This also provides guidance and support to children and families on how best to change behaviour in order to protect themselves and others as they prepare for returning to school. At the same time, the programme is entertaining for children and lifts their spirits. It provides an opportunity for children to engage with parents/caregivers, health workers and decision-makers to hear their experience of the pandemic.
The programme was developed with the belief that children should have a platform to talk about their own experiences of the pandemic. Having a microphone in your hands and using it to question someone in a position of power, for example an adult or a health official, shifts the balance of power to the child. The right to participate is enshrined as one of the four key principles in the UN Convention on the Rights of the Child – ratified by SA in 1995, as well as in our constitution. This is what RX Radio has achieved.
What was said at the awards ceremony
In announcing the award, Dr Tedros Adhanom Ghebreyesus, the WHO Director-General, said; “Your idea is a wonderful example of the impact it can have when children and young people are truly empowered and given voice to share stories and perspectives about their health and to engage their peers in this regard. It is remarkable how you did this even in the challenging situation of the COVID-19 epidemic.” In questioning Talitha Counter (who represented RX Radio in accepting the award), Dr Tedros indicated that he was impressed at what had been done in South Africa and wanted to know how they (WHO and others) could learn from the South African experience so that it could be “done everywhere”. He further went on to say: “… thank you so much again, congratulations, this is amazing, you are so special, this is really a wonderful moment for us and a learning moment too… and what I see from this platform and conversation is that learning is both ways so today was a moment to learn from our young ones like you”.
In response to a question from Dr Tedros about what has been learnt from children speaking on the programme, Talitha responded by saying; “children wouldn’t raise their concerns to parents but because of this platform they had the freedom to voice out (about) what they are scared of during this pandemic and as I said schools are opening but they are scared to tell their parents that they actually do not want to go to school because they are scared they might get this virus… so this platform was really an easy way of children just expressing how they feel and it also helps parents to listen to this platform and hear what their children’s views are on COVID-19 and also to help them go through this problem together”.
The success of RX Radio and its entry “Children’s Voices on COVID-19” in winning an Innovation Challenge organised by a collaboration of global bodies is remarkable.

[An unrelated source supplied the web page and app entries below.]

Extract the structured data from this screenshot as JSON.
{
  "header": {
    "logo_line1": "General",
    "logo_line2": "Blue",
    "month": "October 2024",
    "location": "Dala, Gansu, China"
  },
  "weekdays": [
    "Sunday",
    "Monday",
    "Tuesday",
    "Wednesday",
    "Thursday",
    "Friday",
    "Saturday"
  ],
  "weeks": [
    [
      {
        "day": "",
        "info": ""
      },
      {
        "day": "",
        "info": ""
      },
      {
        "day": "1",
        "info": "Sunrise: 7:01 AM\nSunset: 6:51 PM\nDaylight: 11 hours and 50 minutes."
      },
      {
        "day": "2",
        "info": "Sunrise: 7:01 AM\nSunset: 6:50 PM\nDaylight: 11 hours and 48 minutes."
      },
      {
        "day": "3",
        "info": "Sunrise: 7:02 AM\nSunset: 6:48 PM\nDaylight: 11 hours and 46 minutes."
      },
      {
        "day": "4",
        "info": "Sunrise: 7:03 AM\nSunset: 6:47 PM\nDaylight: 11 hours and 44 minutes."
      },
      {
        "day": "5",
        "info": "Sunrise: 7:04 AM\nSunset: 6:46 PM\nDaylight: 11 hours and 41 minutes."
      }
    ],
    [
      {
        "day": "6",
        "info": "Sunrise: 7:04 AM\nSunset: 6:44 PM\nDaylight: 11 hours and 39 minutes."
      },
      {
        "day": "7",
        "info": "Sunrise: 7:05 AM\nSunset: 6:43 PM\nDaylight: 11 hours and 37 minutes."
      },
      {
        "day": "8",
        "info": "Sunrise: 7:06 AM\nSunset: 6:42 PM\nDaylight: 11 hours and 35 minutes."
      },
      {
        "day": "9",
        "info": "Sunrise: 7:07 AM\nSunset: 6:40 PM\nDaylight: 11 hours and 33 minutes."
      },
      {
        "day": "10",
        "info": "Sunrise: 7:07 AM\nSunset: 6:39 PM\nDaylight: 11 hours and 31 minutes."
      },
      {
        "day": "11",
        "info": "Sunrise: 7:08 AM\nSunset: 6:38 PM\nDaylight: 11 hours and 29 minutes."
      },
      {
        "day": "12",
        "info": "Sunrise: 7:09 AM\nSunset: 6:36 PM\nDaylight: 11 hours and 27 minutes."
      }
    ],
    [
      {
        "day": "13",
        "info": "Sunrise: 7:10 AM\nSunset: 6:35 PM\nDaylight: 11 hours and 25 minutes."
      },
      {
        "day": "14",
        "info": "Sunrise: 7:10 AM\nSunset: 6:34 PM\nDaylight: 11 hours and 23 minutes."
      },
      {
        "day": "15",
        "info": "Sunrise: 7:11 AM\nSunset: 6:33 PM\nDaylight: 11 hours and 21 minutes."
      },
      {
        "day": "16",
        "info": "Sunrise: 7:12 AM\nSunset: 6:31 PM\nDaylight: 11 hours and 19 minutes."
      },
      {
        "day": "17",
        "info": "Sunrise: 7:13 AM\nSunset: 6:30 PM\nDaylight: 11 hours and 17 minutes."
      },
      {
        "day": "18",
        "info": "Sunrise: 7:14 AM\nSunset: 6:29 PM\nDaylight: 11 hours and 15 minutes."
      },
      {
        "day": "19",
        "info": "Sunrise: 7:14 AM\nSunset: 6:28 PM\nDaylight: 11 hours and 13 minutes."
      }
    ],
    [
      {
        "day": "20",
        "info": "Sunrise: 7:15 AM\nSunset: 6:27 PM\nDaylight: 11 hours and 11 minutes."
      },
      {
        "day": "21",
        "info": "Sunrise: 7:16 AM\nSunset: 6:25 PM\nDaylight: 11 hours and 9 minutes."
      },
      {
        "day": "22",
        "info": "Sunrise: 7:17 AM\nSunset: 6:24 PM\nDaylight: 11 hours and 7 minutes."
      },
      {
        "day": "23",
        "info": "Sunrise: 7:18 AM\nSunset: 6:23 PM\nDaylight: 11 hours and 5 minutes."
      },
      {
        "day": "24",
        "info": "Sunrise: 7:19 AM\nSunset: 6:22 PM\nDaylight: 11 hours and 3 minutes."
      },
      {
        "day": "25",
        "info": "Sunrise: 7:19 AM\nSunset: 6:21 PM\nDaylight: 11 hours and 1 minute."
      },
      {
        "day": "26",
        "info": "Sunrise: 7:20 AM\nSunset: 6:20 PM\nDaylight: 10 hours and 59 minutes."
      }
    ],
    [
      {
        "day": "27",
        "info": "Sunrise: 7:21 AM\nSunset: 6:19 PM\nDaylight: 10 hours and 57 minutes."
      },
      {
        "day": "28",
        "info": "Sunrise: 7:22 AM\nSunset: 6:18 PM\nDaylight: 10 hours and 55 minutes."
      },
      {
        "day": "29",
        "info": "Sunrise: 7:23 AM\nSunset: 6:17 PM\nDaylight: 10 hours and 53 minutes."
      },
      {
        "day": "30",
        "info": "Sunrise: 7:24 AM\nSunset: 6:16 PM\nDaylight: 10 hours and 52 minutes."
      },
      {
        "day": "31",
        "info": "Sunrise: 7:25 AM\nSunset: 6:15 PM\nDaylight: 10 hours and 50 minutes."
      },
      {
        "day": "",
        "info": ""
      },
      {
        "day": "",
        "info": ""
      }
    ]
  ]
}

All South Africans should celebrate and be proud of this achievement. It provides a timely reminder that we have youth in our country who are incredibly creative and who are capable of doing truly amazing things, given the right opportunities and support. It is up to us to nurture and encourage this creative and youthful talent.
Geetesh Solanki, Specialist Scientist at Health Systems Research Unit, SAMRC. Honorary Research Associate, Health Economics Unit, University of Cape Town.
Reno Morar: Chief Operating Officer, University of Cape Town
Louis Reynolds: People’s Health Movement, member of the Advocacy Committee, Department of Paediatrics and Child Health, University of Cape Town
Neil Myburgh: Acting Dean, Dental Faculty, University of Western Cape
Rustum Omar: Executive Director, Willis Towers Watson and Trustee of the Willis Towers Watson South African Development Trust